Work to complete → Those lines of the records that contain "prop" are to be located and copied.

Data records →
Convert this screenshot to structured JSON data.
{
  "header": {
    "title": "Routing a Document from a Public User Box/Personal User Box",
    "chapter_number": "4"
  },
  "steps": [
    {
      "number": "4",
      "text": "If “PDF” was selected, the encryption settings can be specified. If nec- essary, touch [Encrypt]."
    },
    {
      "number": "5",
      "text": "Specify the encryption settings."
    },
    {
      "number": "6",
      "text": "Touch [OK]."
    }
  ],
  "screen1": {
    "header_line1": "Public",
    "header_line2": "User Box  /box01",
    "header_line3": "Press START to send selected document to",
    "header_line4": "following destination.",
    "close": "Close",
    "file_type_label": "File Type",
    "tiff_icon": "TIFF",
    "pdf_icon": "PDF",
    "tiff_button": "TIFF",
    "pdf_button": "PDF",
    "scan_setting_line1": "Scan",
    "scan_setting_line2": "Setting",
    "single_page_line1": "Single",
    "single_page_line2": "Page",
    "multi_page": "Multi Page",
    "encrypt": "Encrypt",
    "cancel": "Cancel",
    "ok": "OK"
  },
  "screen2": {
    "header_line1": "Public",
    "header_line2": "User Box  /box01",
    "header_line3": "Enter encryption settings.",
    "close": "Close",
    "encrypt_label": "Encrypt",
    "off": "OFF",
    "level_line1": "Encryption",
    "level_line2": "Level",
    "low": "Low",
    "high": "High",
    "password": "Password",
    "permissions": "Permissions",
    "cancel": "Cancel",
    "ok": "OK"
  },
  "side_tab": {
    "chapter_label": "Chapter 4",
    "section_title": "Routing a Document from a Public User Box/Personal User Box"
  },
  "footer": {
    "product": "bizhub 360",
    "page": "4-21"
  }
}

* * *

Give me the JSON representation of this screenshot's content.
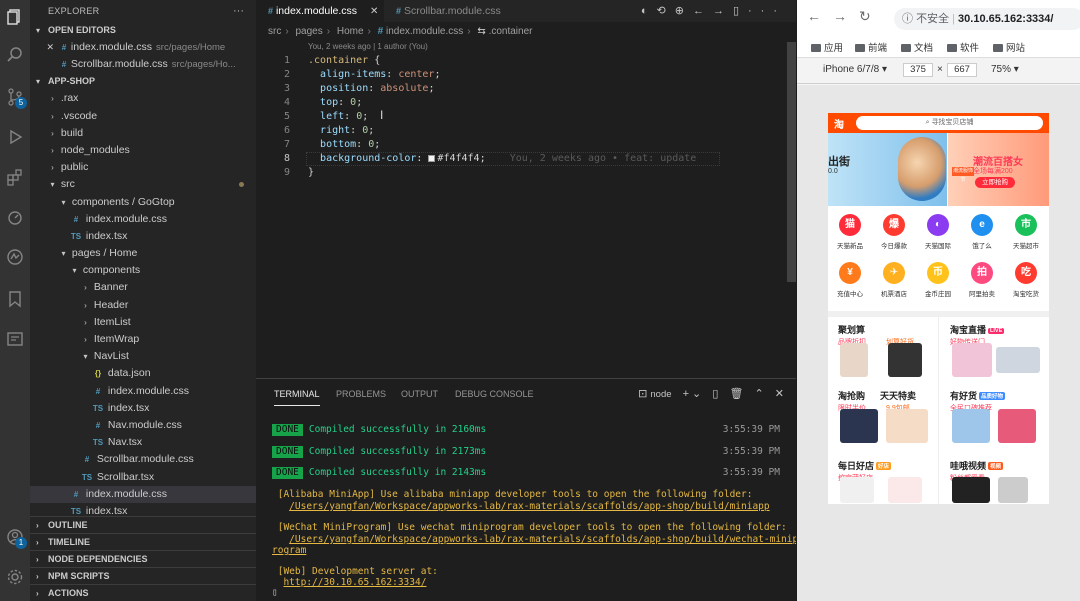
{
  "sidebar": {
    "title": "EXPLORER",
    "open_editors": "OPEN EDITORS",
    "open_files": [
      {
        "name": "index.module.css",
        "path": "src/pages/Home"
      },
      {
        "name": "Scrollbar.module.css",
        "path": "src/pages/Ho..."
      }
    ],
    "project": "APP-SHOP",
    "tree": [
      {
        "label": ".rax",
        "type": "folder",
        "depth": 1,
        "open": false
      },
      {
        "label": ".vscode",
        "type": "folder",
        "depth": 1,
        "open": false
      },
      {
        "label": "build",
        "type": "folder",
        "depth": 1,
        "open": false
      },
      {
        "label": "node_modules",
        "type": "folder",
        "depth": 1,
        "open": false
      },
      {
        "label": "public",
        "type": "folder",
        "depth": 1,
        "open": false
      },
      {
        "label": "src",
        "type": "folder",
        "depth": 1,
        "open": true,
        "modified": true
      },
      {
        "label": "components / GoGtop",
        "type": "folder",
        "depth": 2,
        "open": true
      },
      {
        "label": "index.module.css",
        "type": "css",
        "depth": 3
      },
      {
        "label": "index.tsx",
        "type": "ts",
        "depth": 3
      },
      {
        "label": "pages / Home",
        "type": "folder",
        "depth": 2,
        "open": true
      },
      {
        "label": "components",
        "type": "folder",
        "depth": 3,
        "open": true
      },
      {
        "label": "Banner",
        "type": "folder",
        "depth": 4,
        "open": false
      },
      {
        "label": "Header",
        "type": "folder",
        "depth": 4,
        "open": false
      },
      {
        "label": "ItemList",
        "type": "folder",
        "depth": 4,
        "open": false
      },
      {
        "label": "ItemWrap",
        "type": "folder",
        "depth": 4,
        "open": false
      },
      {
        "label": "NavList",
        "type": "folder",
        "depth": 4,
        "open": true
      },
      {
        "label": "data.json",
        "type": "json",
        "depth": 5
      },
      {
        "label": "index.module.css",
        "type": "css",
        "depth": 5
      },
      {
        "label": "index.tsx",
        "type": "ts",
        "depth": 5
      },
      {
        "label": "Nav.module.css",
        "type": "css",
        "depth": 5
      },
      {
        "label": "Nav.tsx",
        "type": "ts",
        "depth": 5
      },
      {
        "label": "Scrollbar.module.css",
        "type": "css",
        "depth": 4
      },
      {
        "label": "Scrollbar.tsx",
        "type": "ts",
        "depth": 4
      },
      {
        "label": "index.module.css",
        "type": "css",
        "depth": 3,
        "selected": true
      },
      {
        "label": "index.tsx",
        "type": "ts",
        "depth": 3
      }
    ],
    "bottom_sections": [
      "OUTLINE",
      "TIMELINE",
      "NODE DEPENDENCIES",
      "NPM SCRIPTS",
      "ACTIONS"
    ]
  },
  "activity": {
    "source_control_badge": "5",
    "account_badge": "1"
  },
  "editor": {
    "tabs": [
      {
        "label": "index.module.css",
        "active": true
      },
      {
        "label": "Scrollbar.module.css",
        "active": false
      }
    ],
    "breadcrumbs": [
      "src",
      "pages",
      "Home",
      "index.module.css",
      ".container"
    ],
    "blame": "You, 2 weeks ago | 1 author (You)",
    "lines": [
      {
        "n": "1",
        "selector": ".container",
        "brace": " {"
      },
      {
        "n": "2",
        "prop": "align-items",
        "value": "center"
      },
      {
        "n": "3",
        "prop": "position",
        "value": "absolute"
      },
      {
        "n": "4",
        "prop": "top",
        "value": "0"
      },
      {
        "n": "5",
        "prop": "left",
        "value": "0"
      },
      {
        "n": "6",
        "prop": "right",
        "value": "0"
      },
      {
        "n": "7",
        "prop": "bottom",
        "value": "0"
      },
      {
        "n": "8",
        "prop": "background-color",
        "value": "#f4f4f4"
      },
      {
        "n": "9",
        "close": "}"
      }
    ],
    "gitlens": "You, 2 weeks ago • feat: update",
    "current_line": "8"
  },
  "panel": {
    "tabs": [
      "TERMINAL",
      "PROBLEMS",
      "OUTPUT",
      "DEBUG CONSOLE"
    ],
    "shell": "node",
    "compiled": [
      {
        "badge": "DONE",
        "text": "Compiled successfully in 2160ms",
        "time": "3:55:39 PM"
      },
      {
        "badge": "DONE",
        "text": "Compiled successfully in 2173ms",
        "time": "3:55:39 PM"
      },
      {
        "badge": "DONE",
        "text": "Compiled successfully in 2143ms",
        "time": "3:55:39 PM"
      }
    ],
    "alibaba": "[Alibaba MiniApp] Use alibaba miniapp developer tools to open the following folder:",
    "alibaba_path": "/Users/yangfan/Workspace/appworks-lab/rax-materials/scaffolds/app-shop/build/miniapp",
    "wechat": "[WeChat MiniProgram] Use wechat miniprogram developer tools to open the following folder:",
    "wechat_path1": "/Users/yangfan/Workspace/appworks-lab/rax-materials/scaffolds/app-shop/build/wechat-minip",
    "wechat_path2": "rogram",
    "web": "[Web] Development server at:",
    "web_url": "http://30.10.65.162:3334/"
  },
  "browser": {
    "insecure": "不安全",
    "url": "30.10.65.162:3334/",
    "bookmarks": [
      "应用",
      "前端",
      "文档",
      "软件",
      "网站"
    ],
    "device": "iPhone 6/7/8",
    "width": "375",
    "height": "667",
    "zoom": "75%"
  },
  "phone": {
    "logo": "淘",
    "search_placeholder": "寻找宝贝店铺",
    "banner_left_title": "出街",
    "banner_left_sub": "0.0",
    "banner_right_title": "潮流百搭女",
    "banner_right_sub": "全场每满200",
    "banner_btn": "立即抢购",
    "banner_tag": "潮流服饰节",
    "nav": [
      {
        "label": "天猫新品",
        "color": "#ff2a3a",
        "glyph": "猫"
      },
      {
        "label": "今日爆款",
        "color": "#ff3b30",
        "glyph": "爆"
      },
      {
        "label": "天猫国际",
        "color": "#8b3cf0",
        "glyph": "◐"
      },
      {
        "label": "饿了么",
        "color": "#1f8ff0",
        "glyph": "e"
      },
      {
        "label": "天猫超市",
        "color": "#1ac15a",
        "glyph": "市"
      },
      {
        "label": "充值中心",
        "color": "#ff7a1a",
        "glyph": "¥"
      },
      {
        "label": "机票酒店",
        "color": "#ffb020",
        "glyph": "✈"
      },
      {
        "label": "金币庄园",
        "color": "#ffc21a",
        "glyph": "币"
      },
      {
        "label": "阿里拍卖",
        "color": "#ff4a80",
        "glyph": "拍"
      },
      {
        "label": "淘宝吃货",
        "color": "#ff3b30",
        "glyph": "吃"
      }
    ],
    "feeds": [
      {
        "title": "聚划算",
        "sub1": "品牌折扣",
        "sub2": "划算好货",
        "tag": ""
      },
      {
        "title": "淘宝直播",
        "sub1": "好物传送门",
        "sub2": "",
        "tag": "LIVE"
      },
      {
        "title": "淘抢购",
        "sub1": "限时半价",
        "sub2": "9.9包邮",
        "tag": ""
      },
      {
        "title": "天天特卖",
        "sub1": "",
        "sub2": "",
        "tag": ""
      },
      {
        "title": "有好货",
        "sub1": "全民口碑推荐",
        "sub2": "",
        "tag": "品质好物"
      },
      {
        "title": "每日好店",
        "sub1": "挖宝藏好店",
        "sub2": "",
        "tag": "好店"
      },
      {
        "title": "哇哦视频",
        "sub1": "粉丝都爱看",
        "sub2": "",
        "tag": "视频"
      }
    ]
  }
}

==

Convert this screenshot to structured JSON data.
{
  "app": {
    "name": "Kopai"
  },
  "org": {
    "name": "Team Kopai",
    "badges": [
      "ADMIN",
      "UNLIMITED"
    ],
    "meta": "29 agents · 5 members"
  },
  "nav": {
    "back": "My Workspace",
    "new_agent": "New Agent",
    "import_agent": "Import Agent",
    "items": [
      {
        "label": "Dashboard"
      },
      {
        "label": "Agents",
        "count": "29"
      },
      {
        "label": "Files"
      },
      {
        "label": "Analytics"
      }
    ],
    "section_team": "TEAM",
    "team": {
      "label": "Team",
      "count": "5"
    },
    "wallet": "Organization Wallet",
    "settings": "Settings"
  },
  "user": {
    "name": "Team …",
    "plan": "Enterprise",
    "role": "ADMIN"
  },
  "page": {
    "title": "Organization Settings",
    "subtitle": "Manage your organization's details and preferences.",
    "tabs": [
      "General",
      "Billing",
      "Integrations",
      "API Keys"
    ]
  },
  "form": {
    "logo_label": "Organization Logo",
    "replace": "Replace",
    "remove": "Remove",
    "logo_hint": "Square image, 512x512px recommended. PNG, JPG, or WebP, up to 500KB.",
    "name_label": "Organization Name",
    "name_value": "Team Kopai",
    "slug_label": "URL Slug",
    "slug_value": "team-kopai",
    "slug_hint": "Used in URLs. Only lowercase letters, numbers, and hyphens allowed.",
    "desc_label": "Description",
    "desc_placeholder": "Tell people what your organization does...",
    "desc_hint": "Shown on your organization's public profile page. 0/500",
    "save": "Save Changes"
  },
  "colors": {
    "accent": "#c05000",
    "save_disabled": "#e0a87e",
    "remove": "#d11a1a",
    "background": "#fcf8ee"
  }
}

Your solution →
        "prop": "align-items",
        "prop": "position",
        "prop": "top",
        "prop": "left",
        "prop": "right",
        "prop": "bottom",
        "prop": "background-color",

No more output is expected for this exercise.